After the ghost of Christmas past, we are back to the set of the live show, as they are doing rehearsals. We not only cut between the ghosts and this, but also have scenes of Frank and Claire thrown in there (he gets back in touch with her after the visit from Lew, and starts seeing her again,) and also scenes of Ladermilk, who has gone from a well-paid executive to a homeless drunk in about a twenty-four hour period. The movie does a fantastic job of cutting all of this together, including bringing Claire to the set of the show once or twice, bringing Frank to the homeless shelter where Claire works (which leads to him meeting a bunch of memorable homeless characters, who will reappear in the film later,) and having Ladermilk even visit the set by the film’s end.
The second ghost is the ghost of Christmas present, and she is played by Carol Kane. This character is terrific. She is all about giggling and simultaneously causing a tremendous amount of pain for Frank. She hits him and knocks him around with anything she can find, only it’s not as part of a fight, but more as punctuation points to the different things she says, or that happen around them. So, whenever they need to change to a different location, for example, she finds something, like a toaster machine, to knock him over the head with. And he gets incredibly frustrated with her, naturally, causing a fantastic dynamic between the two of them. She is by far the best ghost in the movie, and has some really funny personality. Unfortunately, she only takes Frank to two locations, his brother’s place, and the home of Grace. Still, the movie manages to make it feel like a while, and gives Kane just enough time to be brilliant, without ever veering into the area of tiresome.

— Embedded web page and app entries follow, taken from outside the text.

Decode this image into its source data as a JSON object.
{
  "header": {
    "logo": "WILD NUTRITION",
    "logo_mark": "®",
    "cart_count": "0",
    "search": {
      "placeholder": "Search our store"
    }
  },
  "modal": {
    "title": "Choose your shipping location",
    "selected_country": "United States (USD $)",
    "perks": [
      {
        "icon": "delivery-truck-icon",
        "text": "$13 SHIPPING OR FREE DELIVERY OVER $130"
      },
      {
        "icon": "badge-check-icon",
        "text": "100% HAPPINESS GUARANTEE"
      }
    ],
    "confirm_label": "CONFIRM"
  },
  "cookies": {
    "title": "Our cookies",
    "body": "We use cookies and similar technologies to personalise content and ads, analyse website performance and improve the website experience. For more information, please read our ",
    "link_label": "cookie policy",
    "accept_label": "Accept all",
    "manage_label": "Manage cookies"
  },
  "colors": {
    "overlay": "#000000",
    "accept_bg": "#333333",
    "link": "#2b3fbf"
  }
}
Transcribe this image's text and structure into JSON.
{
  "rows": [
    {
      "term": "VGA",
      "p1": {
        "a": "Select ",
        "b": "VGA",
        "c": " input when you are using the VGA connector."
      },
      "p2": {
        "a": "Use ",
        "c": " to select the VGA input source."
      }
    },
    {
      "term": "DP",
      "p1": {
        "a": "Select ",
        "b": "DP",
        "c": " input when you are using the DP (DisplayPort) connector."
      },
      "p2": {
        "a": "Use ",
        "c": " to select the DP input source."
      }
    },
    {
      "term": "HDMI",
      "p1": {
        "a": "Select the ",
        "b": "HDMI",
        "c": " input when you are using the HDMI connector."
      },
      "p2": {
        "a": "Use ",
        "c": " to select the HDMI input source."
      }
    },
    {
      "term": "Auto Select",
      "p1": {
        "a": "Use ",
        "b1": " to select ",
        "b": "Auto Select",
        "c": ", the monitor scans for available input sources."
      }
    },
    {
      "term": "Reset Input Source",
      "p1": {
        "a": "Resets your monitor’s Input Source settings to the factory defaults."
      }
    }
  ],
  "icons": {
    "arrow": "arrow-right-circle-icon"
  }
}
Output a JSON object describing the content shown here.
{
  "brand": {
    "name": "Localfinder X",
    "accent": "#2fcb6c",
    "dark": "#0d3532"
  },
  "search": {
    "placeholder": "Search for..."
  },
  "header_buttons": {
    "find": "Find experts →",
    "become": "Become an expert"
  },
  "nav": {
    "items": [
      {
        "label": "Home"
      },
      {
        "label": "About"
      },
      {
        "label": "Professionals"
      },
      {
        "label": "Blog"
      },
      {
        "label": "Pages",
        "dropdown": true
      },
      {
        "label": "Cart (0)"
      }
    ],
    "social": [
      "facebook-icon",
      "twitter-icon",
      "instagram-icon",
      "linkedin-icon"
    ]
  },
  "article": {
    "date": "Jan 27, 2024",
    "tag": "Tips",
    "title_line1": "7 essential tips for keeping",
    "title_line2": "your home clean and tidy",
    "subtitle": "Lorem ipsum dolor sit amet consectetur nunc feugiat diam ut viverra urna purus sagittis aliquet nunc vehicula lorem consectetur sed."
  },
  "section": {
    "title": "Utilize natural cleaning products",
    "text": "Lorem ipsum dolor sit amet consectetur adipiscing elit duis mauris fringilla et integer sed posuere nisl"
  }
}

The final ghost is the scariest, and the one who doesn’t say anything at all. He’s also the most gruesome, as can be seen when Frank opens up the ghost’s robe. The scenes this ghost takes him to are pretty horrific, including Frank being in a coffin, getting burned alive. It all leads to a fantastic ending, on the movie set, during the live production. There’s a lot to love about this movie, including how many different subplots it has going, all given their fair amount of time. For example, we get to know each of the other people in charge of the production at the studio. This leads to us getting the opportunity to watch the production live with Preston and his wife, at home, or to see Bryce and the head censor, who has a broken nose from something that happened earlier, now in the control room. And we know what each character cares about most. So for example, with Preston, it’s that dogs and cats appear on the screen more, so that dogs and cats who are at home, watching, will respond to it. This movie spins stories into stories, which is how we get Frank’s visit to the homeless shelter, leading to his meeting a man named Herman, only to stumble upon a frozen Herman later on that day. And the music is absolutely fantastic. It’s got this menacing, snowflake falling, Christmas music, that really says this is a nighttime movie, where you are going to be watching all kinds of crazy ideas, and may never quite be sure what to believe. The whole thing is really funny, dark, and smart as hell. What a great film.